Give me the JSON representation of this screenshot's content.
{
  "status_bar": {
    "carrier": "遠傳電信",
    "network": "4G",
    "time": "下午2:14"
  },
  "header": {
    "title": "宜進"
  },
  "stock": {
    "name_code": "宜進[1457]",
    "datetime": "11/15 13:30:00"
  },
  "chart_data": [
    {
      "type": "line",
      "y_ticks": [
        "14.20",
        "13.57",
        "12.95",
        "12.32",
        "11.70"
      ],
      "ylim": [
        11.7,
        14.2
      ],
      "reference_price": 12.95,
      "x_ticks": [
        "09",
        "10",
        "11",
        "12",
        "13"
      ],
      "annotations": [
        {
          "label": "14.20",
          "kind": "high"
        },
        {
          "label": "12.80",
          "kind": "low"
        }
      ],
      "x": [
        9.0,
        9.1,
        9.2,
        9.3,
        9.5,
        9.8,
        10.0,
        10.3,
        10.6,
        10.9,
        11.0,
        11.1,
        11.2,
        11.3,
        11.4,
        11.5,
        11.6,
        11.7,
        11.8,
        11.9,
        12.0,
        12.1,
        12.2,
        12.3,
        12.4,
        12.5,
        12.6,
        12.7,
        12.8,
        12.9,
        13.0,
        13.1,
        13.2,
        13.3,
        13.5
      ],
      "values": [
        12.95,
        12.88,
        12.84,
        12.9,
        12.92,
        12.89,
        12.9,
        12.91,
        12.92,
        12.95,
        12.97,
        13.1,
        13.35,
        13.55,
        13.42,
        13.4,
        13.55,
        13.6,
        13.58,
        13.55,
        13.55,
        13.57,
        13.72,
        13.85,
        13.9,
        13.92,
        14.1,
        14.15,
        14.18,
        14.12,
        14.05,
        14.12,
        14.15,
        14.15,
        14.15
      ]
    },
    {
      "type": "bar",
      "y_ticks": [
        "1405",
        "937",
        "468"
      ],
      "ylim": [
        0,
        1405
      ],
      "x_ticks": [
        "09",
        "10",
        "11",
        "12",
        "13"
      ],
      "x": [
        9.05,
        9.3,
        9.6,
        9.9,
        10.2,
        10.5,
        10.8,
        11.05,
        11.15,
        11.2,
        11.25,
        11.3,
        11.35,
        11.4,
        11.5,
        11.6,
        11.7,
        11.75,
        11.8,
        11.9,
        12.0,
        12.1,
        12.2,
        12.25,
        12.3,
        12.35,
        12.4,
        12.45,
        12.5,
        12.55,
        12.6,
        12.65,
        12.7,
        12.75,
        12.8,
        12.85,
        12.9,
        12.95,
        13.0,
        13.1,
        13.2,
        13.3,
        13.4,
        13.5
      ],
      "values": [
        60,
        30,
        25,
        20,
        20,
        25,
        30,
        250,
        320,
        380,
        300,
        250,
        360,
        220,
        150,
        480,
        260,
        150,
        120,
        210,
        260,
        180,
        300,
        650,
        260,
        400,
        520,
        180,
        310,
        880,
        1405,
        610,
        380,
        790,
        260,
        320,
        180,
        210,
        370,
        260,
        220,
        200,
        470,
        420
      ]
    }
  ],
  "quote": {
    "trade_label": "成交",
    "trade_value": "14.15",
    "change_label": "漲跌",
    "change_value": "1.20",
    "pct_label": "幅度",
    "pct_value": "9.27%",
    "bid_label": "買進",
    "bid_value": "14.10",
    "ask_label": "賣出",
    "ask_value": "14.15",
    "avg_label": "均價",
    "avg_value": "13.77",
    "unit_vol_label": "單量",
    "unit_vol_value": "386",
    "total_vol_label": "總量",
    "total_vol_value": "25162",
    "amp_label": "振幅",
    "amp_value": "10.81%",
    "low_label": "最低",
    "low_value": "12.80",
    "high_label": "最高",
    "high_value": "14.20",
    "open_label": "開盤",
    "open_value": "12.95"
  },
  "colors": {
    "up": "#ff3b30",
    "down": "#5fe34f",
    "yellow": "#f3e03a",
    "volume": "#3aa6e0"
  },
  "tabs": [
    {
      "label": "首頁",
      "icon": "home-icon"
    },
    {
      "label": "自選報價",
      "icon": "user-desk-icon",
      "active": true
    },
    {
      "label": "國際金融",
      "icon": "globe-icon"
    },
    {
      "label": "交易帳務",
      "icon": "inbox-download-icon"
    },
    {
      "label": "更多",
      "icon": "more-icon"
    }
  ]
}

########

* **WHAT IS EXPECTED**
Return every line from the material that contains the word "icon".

* **OUTPUT FOR THIS TASK**
      "icon": "home-icon"
      "icon": "user-desk-icon",
      "icon": "globe-icon"
      "icon": "inbox-download-icon"
      "icon": "more-icon"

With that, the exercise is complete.